Immigration has always triggered anti-immigrant sentiment. The fear of the other taking away what’s mine is at the heart of all hate. That’s why a social media post this week from Canada’s Official Leader of the Opposition stopped me dead in my tracks.
A tweet from Erin O’Toole’s account on Wednesday displayed an image of a Financial Times headline on Canada’s soaring housing prices, and the message, “Sadly too many Canadians are being priced out of their own country.” (Emphasis mine.)
I wanted to give O’Toole the benefit of the doubt. Perhaps he wasn’t aware that the phrasing “priced out of their own country” is a racist dog-whistle. Perhaps he meant to imply that foreign homebuyers are driving up prices. (They aren’t, at least not yet.) Perhaps it was just a communications misstep from a zealous young staffer. I offered him several chances this week to clarify his comments; he did not respond.
O’Toole is right about one thing: housing affordability is a real concern. The Canadian Real Estate Association’s national home-price index was 23.1 per cent higher in April than a year earlier, and according to Scotiabank, Canada has the lowest number of housing units per 1,000 residents of any G7 country.
The Canada Mortgage and Housing Corporation has launched a 10-year, $70-billion-plus National Housing Strategy plan to address the challenge. With more than 400,000 permanent residents expected to arrive in Canada each year, this is a legitimate policy problem to try to solve.
But let’s put xenophobia in its place. Canada’s recent housing-price spike has nothing to do with immigration. Just look at the data: housing prices soared during the pandemic, even as immigration levels plummeted, down 46 per cent from 2019. While there was a rebound in the first quarter of this year, they’re still well below their 2019 peak.
What is causing the housing-price spike? The same things that are causing every other speculative-asset boom: Historically low interest rates resulting in lenders offering cheap money; stimulus and a lockdown-driven decrease in spending leading to increased savings; and a stock market that continues to surge, with the S&P/TSX Composite Index up roughly 30 per cent over the past year, as of publication time.
Low interest rates, increased savings and an equity boom have been a perfect storm for would-be homebuyers.
Take credit-card performance, which is generally a good indication of consumers’ financial health. On average, credit-card balances have declined during the pandemic, and these lower debt levels, combined with fewer missed payments, have boosted credit scores, according to Equifax Canada data released Thursday.
“Credit-card balances are actually the lowest now for at least six years. We’ve seen a huge drop-off in terms of new credit demands,” Rebecca Oakes, Equifax Canada’s assistant vice-president of advanced analytics, told me this week. “People are paying off their debts, with credit-card payments actually exceeding spending,” Oakes added. That’s backed up by data that Toronto-based fintech Borrowell provided to The Logic, which shows credit-limit utilization is down four percentage points since the beginning of the pandemic.
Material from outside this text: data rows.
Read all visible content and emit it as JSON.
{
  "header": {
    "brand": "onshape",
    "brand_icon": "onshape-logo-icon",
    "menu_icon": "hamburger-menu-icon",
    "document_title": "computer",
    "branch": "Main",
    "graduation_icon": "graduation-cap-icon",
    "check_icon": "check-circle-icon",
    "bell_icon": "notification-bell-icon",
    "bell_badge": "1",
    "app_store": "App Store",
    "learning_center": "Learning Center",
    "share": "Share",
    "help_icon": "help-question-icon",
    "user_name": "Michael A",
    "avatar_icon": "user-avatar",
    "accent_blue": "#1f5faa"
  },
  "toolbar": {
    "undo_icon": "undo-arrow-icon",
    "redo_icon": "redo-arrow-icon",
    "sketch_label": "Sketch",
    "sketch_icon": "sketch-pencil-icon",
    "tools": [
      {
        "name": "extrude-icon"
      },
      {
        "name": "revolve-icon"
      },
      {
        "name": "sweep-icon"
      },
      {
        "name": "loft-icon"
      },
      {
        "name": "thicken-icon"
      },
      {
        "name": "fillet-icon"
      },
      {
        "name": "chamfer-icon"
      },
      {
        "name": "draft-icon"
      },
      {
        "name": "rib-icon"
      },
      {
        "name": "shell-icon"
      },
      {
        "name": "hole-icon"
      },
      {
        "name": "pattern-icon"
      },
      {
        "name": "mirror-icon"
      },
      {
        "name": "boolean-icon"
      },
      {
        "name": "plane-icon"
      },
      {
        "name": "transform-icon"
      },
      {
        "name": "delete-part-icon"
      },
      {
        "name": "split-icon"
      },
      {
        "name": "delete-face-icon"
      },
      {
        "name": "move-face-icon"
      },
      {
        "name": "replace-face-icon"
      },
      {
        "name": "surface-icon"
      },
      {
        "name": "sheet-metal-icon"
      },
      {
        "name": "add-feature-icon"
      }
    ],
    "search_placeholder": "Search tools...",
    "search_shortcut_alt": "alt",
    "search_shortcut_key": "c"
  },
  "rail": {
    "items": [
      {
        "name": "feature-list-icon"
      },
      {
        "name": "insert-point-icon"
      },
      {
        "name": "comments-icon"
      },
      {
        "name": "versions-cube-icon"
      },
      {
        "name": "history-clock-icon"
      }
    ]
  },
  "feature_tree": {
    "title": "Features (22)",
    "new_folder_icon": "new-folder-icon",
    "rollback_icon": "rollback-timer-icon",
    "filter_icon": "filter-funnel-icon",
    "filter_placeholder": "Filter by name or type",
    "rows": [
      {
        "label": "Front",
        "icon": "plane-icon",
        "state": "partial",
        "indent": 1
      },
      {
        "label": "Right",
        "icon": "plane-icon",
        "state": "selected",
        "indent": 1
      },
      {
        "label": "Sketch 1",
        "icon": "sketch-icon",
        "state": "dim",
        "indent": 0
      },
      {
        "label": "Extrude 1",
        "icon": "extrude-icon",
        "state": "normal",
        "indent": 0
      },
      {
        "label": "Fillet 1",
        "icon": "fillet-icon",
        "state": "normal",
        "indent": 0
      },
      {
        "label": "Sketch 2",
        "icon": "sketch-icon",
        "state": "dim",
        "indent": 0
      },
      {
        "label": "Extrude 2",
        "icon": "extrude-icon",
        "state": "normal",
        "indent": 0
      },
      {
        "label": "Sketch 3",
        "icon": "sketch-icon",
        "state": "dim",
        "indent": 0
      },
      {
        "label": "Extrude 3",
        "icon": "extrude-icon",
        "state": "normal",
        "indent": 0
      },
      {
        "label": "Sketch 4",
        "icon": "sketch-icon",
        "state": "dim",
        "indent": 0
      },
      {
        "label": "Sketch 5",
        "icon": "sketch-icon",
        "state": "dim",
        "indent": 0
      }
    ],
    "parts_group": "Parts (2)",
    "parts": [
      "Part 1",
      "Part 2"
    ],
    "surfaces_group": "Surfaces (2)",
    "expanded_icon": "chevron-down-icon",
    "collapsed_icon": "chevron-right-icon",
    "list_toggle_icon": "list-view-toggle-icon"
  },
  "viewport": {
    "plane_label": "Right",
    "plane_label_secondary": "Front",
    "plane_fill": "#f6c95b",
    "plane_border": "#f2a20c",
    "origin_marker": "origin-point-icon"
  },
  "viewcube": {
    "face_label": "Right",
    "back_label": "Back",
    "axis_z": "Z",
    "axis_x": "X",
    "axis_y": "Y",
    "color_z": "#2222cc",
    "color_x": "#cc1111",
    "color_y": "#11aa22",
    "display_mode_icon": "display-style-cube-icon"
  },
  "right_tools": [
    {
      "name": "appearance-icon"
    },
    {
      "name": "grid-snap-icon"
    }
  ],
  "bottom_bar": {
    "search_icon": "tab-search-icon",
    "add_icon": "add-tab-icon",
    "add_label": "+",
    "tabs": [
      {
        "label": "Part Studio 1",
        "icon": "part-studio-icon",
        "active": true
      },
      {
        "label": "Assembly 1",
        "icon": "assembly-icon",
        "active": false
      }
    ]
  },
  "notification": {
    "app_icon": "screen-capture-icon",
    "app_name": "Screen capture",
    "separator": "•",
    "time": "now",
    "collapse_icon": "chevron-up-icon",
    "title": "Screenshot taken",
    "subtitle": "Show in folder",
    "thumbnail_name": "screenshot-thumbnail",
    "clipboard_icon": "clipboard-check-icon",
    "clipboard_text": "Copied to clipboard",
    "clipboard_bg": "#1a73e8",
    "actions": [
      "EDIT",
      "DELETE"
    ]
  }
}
That includes all trades classified as “revolving,” like credit cards, retail-store cards and personal and home-equity lines of credit.
And while the Bank of Canada cautioned this month that many households are taking on large mortgages compared with their incomes, affecting their ability to address unforeseen financial shocks like the loss of a job, even the country’s big banks don’t seem concerned anymore. This week, RBC and TD Bank––the country’s two largest––released provisions for credit losses that they had stockpiled since the start of the pandemic to protect against loan defaults.
All of this makes logical sense. Without travel, entertainment and meals to splurge on, consumers have spent the pandemic paying off debt and investing in their homes. We shouldn’t be surprised that housing prices have surged when people have more money in their pockets to burn, and fewer places to spend it.
So this isn’t about immigration––at least, not yet.
I can understand why politicians are tempted to stir up the immigration issue. As I’ve written before, it creates intense engagement that gets out the vote. When a campaign is looking for a spark, immigration is the wedge issue that can usually light a fire. But what may be politically expedient in the short term can be socially damaging in the long term.
Opposition leaders should be celebrated for the important role they play in holding the government of the day to account—but they, too, should be held accountable for their actions and their words. We need a real plan for how to absorb much-needed immigration levels to boost productivity in Canada. Political cheap shots aren’t going to get us there.